══ Information given ══

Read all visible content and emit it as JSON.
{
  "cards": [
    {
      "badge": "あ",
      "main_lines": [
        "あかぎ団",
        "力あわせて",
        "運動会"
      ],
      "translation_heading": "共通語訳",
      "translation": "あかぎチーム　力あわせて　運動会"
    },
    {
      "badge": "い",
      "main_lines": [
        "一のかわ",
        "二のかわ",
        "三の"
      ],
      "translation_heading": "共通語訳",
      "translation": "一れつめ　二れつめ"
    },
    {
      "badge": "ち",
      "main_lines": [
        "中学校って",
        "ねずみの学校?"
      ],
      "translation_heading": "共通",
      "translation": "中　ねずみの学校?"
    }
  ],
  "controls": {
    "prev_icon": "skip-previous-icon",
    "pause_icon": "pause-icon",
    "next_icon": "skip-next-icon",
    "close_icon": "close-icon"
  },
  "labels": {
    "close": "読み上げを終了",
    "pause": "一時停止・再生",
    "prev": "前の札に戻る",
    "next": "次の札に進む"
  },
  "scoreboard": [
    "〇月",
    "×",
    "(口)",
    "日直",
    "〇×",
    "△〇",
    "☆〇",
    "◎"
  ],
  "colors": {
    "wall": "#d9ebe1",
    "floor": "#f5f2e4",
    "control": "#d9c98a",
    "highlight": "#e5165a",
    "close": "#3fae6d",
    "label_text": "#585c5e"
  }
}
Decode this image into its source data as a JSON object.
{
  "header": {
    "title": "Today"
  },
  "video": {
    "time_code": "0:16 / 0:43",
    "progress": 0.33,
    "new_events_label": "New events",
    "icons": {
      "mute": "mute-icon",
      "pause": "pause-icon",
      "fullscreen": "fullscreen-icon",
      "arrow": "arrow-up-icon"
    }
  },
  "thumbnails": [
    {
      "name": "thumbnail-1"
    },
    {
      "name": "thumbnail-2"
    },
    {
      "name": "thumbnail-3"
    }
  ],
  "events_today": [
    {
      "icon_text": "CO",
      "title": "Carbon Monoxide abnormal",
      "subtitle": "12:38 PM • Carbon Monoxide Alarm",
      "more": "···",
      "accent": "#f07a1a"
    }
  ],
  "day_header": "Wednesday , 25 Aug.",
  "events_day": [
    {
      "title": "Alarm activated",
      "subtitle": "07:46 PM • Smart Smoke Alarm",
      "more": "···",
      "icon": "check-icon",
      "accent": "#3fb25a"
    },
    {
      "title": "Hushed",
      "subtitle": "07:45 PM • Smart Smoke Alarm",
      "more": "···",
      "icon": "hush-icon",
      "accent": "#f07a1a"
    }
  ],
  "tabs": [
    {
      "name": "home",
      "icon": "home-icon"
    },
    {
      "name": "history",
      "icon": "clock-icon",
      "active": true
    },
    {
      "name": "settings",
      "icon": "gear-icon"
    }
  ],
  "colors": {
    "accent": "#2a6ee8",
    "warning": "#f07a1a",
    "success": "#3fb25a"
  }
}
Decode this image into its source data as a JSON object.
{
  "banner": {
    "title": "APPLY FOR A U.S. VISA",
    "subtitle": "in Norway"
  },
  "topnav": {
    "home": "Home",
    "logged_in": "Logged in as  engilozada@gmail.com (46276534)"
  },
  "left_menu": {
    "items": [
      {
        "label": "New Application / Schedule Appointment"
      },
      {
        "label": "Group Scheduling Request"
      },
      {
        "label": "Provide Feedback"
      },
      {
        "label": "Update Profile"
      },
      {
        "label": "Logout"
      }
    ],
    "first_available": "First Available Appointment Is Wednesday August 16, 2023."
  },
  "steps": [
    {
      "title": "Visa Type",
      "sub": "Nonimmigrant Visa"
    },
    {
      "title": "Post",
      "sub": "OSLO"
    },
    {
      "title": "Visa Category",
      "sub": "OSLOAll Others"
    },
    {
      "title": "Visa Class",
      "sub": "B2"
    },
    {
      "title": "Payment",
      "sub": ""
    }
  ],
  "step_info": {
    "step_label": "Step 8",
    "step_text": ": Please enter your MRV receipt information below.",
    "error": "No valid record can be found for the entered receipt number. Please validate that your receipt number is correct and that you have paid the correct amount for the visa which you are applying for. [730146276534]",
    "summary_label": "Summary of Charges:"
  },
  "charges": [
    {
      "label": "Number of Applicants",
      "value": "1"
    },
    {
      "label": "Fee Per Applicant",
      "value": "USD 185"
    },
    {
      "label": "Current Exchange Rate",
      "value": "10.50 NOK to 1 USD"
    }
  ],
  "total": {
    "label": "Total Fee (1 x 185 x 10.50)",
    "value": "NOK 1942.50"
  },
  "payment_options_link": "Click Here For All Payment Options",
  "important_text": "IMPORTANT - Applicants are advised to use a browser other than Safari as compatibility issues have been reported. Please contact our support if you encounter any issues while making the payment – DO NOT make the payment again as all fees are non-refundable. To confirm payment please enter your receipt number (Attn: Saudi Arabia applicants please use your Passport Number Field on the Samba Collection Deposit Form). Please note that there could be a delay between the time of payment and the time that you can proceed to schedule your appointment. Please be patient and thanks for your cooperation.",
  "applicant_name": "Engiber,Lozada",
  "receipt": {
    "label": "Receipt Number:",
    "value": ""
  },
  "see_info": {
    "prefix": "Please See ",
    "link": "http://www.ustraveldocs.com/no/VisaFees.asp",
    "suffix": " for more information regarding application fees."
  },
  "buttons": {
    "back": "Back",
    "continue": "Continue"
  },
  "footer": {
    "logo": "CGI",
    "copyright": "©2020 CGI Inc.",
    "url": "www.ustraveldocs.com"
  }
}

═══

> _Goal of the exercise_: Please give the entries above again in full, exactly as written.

> _Answer box_:
Read all visible content and emit it as JSON.
{
  "cards": [
    {
      "badge": "あ",
      "main_lines": [
        "あかぎ団",
        "力あわせて",
        "運動会"
      ],
      "translation_heading": "共通語訳",
      "translation": "あかぎチーム　力あわせて　運動会"
    },
    {
      "badge": "い",
      "main_lines": [
        "一のかわ",
        "二のかわ",
        "三の"
      ],
      "translation_heading": "共通語訳",
      "translation": "一れつめ　二れつめ"
    },
    {
      "badge": "ち",
      "main_lines": [
        "中学校って",
        "ねずみの学校?"
      ],
      "translation_heading": "共通",
      "translation": "中　ねずみの学校?"
    }
  ],
  "controls": {
    "prev_icon": "skip-previous-icon",
    "pause_icon": "pause-icon",
    "next_icon": "skip-next-icon",
    "close_icon": "close-icon"
  },
  "labels": {
    "close": "読み上げを終了",
    "pause": "一時停止・再生",
    "prev": "前の札に戻る",
    "next": "次の札に進む"
  },
  "scoreboard": [
    "〇月",
    "×",
    "(口)",
    "日直",
    "〇×",
    "△〇",
    "☆〇",
    "◎"
  ],
  "colors": {
    "wall": "#d9ebe1",
    "floor": "#f5f2e4",
    "control": "#d9c98a",
    "highlight": "#e5165a",
    "close": "#3fae6d",
    "label_text": "#585c5e"
  }
}
Decode this image into its source data as a JSON object.
{
  "header": {
    "title": "Today"
  },
  "video": {
    "time_code": "0:16 / 0:43",
    "progress": 0.33,
    "new_events_label": "New events",
    "icons": {
      "mute": "mute-icon",
      "pause": "pause-icon",
      "fullscreen": "fullscreen-icon",
      "arrow": "arrow-up-icon"
    }
  },
  "thumbnails": [
    {
      "name": "thumbnail-1"
    },
    {
      "name": "thumbnail-2"
    },
    {
      "name": "thumbnail-3"
    }
  ],
  "events_today": [
    {
      "icon_text": "CO",
      "title": "Carbon Monoxide abnormal",
      "subtitle": "12:38 PM • Carbon Monoxide Alarm",
      "more": "···",
      "accent": "#f07a1a"
    }
  ],
  "day_header": "Wednesday , 25 Aug.",
  "events_day": [
    {
      "title": "Alarm activated",
      "subtitle": "07:46 PM • Smart Smoke Alarm",
      "more": "···",
      "icon": "check-icon",
      "accent": "#3fb25a"
    },
    {
      "title": "Hushed",
      "subtitle": "07:45 PM • Smart Smoke Alarm",
      "more": "···",
      "icon": "hush-icon",
      "accent": "#f07a1a"
    }
  ],
  "tabs": [
    {
      "name": "home",
      "icon": "home-icon"
    },
    {
      "name": "history",
      "icon": "clock-icon",
      "active": true
    },
    {
      "name": "settings",
      "icon": "gear-icon"
    }
  ],
  "colors": {
    "accent": "#2a6ee8",
    "warning": "#f07a1a",
    "success": "#3fb25a"
  }
}
Decode this image into its source data as a JSON object.
{
  "banner": {
    "title": "APPLY FOR A U.S. VISA",
    "subtitle": "in Norway"
  },
  "topnav": {
    "home": "Home",
    "logged_in": "Logged in as  engilozada@gmail.com (46276534)"
  },
  "left_menu": {
    "items": [
      {
        "label": "New Application / Schedule Appointment"
      },
      {
        "label": "Group Scheduling Request"
      },
      {
        "label": "Provide Feedback"
      },
      {
        "label": "Update Profile"
      },
      {
        "label": "Logout"
      }
    ],
    "first_available": "First Available Appointment Is Wednesday August 16, 2023."
  },
  "steps": [
    {
      "title": "Visa Type",
      "sub": "Nonimmigrant Visa"
    },
    {
      "title": "Post",
      "sub": "OSLO"
    },
    {
      "title": "Visa Category",
      "sub": "OSLOAll Others"
    },
    {
      "title": "Visa Class",
      "sub": "B2"
    },
    {
      "title": "Payment",
      "sub": ""
    }
  ],
  "step_info": {
    "step_label": "Step 8",
    "step_text": ": Please enter your MRV receipt information below.",
    "error": "No valid record can be found for the entered receipt number. Please validate that your receipt number is correct and that you have paid the correct amount for the visa which you are applying for. [730146276534]",
    "summary_label": "Summary of Charges:"
  },
  "charges": [
    {
      "label": "Number of Applicants",
      "value": "1"
    },
    {
      "label": "Fee Per Applicant",
      "value": "USD 185"
    },
    {
      "label": "Current Exchange Rate",
      "value": "10.50 NOK to 1 USD"
    }
  ],
  "total": {
    "label": "Total Fee (1 x 185 x 10.50)",
    "value": "NOK 1942.50"
  },
  "payment_options_link": "Click Here For All Payment Options",
  "important_text": "IMPORTANT - Applicants are advised to use a browser other than Safari as compatibility issues have been reported. Please contact our support if you encounter any issues while making the payment – DO NOT make the payment again as all fees are non-refundable. To confirm payment please enter your receipt number (Attn: Saudi Arabia applicants please use your Passport Number Field on the Samba Collection Deposit Form). Please note that there could be a delay between the time of payment and the time that you can proceed to schedule your appointment. Please be patient and thanks for your cooperation.",
  "applicant_name": "Engiber,Lozada",
  "receipt": {
    "label": "Receipt Number:",
    "value": ""
  },
  "see_info": {
    "prefix": "Please See ",
    "link": "http://www.ustraveldocs.com/no/VisaFees.asp",
    "suffix": " for more information regarding application fees."
  },
  "buttons": {
    "back": "Back",
    "continue": "Continue"
  },
  "footer": {
    "logo": "CGI",
    "copyright": "©2020 CGI Inc.",
    "url": "www.ustraveldocs.com"
  }
}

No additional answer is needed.